More than 40% of British consumers say they would use their phone to make payments — and ease of use would be their main reason for doing so.
Convenience, rather than security, is set to drive widespread adoption of new payment methods, an independent survey of 1,000 British consumers has found.
The research, commissioned by terminal supplier Ingenico, found that shoppers already like the idea of using their mobile phone to make payments and supports the idea that contactless transactions could prove a viable alternative to cash in the UK.
Respondents were questioned about contactless prepaid cards, contactless debit or credit cards and mobile handset payments. Overall, 41% of respondents said they would consider using or would definitely use their phone for payments and the top three benefits were cited as convenience, a reduction in queuing times and a preference to carry less cash and cards around. Only 12% of respondents saw the improved security of mobile payment as a benefit — and their answers included some surprising findings:
Attitudes to cash — On average, survey respondents had £29.30 in their wallet/purse on any typical day and consumer tolerance in relation to cash loss is high, with the respondents saying they would need to lose and average £71.30 cash before reporting it to the police.
“This points to a surprising under-valuation of significant amounts of money,” say the researchers, “and illustrates that consumers interpret and relate to traditional cash, in terms of its disposal/loss, very differently to other payment mechanisms. High levels of personal control and ownership of risk related to cash appear to be an accepted trade-off. Thus cards, being a bank-oriented device, result in consumers perception of risk sitting with the bank. Interestingly this picture could change in the future once mobile phone based payments are more widely adopted as mobile phones are seen very much as personal property.”
Simplicity and convenience are key — When it comes to payment, consumer preference for simplicity and convenience are paramount considerations. One-third (33%) of shoppers would rather use cards than dig out change from their pocket, while 26% of all respondents viewed a single card to replace their existing cards as a desirable aspiration.
Security is not a top priority — Payment security is not a top priority for consumers using mobile technologies. Instead, shoppers viewed convenience as the primary benefit (62%) with only 8% citing increased security as an advantage. “Ease-of-use outweighs the consideration of risk issues when convenience is a measurable gain,” say the researchers.
Consumers are willing to make high value mobile transactions — Although the current limit for contactless card payments in the UK is set at £10, respondents said they would be willing to use a mobile phone to make purchases valued on average at £30.10. And, for those who indicated they have or would use mobile payments, it was the most popular option for transactions valued at between £10 and £49.

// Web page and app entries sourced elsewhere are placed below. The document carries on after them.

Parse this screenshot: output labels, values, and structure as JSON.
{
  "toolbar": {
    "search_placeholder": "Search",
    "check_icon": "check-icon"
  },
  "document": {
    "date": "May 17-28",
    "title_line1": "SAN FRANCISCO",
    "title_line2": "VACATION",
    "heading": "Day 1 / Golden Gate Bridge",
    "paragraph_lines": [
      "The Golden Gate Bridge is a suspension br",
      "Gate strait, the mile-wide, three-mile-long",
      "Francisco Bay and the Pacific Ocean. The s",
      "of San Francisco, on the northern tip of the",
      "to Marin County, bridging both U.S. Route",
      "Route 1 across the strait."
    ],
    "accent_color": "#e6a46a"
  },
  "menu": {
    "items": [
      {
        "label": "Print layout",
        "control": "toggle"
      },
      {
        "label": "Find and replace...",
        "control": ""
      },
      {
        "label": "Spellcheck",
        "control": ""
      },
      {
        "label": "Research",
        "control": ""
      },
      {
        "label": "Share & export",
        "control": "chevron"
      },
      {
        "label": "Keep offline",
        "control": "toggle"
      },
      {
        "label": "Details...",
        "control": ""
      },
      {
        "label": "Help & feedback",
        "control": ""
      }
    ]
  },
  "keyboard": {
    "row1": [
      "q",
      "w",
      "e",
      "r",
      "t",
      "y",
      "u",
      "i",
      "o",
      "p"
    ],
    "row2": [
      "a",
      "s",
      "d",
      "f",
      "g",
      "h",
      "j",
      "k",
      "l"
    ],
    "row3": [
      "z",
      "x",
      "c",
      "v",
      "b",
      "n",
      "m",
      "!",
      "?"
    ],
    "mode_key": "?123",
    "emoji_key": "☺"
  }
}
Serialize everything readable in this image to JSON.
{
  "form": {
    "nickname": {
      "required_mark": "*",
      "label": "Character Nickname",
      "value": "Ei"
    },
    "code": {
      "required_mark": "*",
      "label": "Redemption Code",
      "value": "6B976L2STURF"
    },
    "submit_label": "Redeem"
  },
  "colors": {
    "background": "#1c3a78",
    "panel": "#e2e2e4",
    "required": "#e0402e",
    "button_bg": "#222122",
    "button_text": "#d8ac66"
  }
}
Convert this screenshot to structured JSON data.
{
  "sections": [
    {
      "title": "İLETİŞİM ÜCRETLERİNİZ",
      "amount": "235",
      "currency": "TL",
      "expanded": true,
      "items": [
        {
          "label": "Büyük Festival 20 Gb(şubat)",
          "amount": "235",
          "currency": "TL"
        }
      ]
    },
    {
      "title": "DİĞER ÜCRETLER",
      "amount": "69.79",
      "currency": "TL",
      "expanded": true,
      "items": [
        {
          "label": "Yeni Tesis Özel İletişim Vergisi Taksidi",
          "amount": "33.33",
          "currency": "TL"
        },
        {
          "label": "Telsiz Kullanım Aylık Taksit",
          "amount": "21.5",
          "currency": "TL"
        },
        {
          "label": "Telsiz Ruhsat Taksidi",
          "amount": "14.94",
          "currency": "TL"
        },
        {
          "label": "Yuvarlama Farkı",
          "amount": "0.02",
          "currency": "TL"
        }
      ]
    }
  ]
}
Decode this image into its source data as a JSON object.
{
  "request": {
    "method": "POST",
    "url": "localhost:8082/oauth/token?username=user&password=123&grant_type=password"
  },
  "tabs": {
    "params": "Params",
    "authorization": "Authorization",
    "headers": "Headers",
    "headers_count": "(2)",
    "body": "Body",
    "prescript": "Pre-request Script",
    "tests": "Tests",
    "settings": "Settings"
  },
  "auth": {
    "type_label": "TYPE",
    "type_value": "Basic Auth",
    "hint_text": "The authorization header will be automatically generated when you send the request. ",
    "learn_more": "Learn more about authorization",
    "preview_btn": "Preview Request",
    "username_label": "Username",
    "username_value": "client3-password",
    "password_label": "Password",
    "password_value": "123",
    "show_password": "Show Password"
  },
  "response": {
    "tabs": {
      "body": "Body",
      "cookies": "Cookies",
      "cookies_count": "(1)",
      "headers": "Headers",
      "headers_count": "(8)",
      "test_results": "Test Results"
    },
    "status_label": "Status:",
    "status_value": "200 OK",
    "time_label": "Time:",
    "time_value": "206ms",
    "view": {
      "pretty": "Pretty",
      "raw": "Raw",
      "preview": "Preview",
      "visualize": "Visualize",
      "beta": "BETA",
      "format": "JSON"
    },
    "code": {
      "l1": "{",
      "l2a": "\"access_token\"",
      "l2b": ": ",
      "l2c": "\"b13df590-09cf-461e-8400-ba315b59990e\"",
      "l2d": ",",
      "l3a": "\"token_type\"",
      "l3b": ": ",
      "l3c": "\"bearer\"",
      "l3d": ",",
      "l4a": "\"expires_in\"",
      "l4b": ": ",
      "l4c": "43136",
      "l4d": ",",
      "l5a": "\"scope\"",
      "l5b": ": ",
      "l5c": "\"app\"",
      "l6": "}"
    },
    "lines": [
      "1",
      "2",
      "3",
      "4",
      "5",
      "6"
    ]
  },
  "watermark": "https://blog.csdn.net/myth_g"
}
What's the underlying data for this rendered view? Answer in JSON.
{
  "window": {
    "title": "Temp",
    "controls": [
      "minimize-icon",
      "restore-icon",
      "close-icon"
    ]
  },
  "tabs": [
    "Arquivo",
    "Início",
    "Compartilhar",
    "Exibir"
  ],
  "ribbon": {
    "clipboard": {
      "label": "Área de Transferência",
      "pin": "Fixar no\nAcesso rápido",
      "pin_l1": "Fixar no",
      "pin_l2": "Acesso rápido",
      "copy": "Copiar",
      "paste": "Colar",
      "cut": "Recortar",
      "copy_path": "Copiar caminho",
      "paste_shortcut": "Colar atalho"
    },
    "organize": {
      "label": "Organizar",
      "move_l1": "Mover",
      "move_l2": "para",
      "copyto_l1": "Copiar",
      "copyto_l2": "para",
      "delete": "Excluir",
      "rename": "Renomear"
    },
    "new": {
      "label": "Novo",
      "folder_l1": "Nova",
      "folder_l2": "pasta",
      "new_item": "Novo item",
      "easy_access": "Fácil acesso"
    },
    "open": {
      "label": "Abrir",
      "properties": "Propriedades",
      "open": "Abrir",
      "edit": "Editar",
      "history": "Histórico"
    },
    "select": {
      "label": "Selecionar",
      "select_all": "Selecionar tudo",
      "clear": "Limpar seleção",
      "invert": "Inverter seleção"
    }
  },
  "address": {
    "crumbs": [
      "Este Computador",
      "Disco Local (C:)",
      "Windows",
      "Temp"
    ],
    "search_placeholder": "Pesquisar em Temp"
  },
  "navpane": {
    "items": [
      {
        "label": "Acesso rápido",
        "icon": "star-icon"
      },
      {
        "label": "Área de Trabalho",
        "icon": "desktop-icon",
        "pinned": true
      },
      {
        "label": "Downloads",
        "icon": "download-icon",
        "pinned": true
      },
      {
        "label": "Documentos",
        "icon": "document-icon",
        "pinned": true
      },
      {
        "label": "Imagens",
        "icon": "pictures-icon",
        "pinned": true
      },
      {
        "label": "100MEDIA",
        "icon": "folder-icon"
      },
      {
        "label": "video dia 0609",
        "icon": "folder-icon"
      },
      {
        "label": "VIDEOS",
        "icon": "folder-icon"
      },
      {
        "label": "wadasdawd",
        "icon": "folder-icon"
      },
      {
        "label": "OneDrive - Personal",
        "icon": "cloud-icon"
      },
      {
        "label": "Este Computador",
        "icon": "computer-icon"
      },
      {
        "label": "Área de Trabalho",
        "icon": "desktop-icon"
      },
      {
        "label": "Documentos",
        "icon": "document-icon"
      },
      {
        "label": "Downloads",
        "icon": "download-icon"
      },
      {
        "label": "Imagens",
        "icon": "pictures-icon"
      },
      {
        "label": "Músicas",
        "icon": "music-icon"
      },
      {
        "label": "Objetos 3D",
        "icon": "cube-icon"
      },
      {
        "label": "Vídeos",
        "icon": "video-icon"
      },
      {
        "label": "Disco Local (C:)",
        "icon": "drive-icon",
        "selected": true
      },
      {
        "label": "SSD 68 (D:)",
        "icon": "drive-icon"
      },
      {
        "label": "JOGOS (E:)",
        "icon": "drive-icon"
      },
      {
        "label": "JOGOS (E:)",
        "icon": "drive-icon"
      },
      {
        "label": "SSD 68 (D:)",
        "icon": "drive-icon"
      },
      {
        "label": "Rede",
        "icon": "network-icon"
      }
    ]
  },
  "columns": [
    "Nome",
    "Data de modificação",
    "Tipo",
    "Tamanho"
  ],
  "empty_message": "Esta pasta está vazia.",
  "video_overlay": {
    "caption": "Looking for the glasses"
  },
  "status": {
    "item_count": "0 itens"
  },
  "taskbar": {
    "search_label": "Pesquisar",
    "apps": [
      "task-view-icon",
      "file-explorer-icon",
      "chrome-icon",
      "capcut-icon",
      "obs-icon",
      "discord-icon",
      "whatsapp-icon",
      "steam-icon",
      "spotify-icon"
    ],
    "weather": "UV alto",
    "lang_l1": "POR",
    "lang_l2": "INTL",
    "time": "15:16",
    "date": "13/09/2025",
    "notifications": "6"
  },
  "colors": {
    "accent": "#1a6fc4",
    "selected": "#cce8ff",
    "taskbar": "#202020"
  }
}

“Confusion related to usage — for example, how transactions are executed (appearing on mobile provider bill or bank statement) and transaction charges — associated with mobile phone usage, eg SMS charges — may underpin the lower shopper preference for using mobile handsets to undertake sub-£10.00 purchases,” say the researchers.
“While shoppers view engagement with any payment technology as a potential entry point into wider personal financial data, respondents confirm that the perceived benefits of ease-of-use, timeliness, and convenience will outweigh such security considerations when undertaking payment transactions,” the researchers conclude.
“It is clear however that consumers’ desire for speed and convenience at the point of sale is likely to drive contactless card and phone payment technologies,” they say. “While strong word of mouth seems likely to ease the introduction of these technologies due to the benefits, this may be mitigated somewhat by the currently low awareness levels. Further education of consumers regarding these technologies may therefore be necessary to accelerate adoption.”
“Adoption of contactless and mobile payments in the UK is going to be fascinating to watch, as it is being consumer-driven,” says Gregor Rankin, marketing manager for northern Europe at Ingenico.” British shoppers want speed and convenience at the till and they see how these new payment methods meet their needs. Retailers can also expect to benefit, as increased footfall is one of the recognised advantages of implementing contactless.”